### Entries supplied ###
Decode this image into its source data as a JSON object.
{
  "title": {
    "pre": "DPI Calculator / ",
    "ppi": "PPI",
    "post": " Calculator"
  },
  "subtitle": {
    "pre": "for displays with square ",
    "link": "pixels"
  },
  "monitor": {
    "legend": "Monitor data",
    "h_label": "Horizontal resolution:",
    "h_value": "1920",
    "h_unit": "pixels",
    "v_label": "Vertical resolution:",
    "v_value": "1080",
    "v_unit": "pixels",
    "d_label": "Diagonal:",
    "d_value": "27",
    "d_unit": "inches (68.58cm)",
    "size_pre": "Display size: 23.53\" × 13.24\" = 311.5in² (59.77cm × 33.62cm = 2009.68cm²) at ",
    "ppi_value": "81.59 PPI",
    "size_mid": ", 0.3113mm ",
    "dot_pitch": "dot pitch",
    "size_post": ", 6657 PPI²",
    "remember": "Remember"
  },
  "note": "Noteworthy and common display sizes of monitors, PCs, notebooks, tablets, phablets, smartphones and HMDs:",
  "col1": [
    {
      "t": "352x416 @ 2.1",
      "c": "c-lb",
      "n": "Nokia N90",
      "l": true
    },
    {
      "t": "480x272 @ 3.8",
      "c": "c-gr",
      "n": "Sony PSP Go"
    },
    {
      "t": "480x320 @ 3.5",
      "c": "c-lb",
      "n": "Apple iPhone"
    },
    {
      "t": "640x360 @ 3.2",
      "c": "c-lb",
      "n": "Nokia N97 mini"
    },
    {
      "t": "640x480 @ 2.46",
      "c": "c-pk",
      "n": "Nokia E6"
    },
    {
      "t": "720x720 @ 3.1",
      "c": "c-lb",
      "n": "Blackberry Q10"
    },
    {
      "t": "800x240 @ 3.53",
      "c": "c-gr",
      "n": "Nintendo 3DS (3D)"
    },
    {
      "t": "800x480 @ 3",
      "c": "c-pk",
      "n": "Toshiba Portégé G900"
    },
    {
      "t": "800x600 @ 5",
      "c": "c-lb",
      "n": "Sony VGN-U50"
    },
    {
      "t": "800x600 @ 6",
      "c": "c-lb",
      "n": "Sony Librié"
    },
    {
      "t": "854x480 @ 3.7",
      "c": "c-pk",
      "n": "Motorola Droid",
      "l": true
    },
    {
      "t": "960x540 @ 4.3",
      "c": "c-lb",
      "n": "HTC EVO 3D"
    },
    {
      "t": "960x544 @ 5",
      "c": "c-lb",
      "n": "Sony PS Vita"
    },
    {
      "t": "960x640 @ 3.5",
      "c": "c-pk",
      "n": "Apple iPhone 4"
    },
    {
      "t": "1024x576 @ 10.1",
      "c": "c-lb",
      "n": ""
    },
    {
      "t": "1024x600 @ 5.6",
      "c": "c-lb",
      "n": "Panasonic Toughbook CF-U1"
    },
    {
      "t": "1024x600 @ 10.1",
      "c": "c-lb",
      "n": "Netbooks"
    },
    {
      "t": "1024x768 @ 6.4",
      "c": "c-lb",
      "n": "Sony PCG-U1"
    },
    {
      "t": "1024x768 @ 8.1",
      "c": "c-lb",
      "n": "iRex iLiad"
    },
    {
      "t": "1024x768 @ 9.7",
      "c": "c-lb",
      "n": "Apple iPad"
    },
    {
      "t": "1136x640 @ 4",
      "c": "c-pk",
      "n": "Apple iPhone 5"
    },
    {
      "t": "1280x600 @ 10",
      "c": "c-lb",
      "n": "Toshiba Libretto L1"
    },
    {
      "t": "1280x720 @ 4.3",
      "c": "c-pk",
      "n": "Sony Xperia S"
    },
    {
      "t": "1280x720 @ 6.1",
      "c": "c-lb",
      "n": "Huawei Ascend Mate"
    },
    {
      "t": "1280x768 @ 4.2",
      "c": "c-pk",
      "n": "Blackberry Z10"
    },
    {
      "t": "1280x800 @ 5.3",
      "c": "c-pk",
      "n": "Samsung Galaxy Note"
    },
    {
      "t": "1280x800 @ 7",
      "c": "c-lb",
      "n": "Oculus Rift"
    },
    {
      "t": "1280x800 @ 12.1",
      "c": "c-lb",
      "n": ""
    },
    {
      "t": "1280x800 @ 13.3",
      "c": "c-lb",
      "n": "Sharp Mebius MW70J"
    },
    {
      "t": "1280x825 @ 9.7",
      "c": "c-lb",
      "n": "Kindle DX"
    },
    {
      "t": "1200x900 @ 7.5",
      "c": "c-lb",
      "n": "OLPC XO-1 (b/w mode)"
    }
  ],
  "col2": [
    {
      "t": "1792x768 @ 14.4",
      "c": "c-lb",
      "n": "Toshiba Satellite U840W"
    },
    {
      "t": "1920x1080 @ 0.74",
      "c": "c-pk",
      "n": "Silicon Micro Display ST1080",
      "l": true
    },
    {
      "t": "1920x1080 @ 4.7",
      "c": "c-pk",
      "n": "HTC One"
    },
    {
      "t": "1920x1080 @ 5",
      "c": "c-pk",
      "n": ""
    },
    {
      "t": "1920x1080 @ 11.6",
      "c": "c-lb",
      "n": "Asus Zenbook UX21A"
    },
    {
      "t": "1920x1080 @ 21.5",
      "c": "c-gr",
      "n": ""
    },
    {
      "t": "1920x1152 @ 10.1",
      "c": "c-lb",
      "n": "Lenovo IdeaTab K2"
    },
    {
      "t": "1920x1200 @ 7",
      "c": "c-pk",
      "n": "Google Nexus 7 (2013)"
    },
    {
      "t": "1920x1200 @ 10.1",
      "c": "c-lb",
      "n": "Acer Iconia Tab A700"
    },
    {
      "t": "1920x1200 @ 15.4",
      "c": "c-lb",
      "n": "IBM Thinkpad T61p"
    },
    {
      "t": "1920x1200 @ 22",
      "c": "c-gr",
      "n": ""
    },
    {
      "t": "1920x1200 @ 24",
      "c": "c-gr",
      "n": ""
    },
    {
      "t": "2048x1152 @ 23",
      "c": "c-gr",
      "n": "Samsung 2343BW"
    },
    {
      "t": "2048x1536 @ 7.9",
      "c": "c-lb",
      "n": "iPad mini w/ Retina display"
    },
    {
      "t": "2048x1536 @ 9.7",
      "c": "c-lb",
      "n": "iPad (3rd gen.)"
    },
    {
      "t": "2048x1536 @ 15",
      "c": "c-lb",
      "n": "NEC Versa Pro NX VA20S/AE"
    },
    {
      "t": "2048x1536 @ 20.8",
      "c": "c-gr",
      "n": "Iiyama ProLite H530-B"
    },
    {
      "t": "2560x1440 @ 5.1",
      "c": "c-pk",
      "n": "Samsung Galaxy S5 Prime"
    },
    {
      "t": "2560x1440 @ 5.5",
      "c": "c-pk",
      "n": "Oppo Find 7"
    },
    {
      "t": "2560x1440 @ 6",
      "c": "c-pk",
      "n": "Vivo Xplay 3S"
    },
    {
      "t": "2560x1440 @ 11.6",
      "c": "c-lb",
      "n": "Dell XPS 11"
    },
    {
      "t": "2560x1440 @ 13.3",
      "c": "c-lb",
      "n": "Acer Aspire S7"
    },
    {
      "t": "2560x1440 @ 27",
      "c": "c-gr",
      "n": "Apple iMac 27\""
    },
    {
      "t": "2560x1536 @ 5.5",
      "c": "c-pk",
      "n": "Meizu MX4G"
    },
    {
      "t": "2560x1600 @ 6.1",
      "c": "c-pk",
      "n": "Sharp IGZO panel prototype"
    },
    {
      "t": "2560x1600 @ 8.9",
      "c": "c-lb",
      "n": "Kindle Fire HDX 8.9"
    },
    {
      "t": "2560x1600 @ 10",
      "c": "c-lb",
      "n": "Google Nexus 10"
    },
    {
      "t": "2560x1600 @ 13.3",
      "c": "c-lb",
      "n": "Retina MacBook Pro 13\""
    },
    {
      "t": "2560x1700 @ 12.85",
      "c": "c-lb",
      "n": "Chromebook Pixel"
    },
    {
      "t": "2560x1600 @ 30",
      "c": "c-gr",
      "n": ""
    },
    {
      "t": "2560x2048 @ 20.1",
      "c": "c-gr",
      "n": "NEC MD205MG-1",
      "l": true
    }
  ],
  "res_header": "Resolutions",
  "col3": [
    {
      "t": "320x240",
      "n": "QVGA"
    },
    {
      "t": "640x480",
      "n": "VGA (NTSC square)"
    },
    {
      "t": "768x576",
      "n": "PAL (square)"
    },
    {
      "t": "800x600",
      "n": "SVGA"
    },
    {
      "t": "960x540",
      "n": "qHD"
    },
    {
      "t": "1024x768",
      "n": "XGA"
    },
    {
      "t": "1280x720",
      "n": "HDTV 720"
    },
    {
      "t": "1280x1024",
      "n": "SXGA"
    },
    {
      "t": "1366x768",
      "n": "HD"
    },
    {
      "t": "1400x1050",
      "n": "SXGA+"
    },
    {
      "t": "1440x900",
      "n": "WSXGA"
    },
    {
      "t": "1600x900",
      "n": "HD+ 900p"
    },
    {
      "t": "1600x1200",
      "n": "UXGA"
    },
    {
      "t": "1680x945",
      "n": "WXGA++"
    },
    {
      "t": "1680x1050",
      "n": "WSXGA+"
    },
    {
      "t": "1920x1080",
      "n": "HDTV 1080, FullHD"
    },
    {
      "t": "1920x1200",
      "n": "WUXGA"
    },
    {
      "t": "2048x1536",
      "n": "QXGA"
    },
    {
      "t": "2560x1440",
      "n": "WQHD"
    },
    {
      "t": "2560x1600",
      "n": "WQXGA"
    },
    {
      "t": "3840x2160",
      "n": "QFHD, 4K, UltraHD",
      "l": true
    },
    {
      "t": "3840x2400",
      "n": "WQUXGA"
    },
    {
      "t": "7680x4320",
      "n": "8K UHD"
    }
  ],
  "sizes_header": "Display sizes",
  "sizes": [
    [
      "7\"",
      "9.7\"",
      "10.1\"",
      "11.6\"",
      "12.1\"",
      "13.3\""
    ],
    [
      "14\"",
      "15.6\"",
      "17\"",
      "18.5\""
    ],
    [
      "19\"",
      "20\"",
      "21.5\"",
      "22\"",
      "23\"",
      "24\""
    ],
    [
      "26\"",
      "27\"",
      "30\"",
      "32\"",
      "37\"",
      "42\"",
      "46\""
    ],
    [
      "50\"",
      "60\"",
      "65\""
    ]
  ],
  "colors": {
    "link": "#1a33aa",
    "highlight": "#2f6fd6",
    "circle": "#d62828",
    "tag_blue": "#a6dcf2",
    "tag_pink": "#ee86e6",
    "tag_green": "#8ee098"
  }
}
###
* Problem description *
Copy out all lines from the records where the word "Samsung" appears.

* Solution *
      "n": "Samsung Galaxy Note"
      "n": "Samsung 2343BW"
      "n": "Samsung Galaxy S5 Prime"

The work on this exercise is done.